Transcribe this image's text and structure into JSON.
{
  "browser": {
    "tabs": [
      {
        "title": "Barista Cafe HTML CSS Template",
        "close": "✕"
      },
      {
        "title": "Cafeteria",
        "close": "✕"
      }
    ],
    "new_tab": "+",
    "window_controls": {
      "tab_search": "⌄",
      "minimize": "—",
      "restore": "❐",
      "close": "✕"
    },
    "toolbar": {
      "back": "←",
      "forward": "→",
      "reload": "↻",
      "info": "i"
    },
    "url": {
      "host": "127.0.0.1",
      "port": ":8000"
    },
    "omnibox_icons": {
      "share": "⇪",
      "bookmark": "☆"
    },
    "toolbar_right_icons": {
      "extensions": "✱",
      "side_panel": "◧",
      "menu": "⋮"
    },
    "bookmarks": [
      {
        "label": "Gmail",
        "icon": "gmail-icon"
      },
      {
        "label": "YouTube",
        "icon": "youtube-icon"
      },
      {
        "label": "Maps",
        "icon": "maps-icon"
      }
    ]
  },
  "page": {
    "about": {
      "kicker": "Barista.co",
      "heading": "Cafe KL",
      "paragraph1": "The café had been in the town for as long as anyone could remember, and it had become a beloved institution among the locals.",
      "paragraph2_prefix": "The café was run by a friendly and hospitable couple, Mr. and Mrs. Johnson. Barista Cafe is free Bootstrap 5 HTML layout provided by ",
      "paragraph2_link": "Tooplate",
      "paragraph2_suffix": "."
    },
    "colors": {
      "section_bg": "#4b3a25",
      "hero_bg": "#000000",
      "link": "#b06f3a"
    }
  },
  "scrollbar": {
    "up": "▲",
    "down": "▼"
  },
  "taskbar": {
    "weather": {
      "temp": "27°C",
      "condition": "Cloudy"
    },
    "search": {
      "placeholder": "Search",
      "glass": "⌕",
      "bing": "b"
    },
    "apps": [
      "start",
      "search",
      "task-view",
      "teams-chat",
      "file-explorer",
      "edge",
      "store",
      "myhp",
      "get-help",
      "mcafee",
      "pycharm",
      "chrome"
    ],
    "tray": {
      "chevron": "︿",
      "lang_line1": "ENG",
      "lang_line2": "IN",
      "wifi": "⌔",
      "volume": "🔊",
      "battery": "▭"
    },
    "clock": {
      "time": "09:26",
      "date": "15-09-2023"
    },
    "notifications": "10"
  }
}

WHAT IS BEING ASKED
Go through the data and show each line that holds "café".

RESPONSE TO THIS TASK
      "paragraph1": "The café had been in the town for as long as anyone could remember, and it had become a beloved institution among the locals.",
      "paragraph2_prefix": "The café was run by a friendly and hospitable couple, Mr. and Mrs. Johnson. Barista Cafe is free Bootstrap 5 HTML layout provided by ",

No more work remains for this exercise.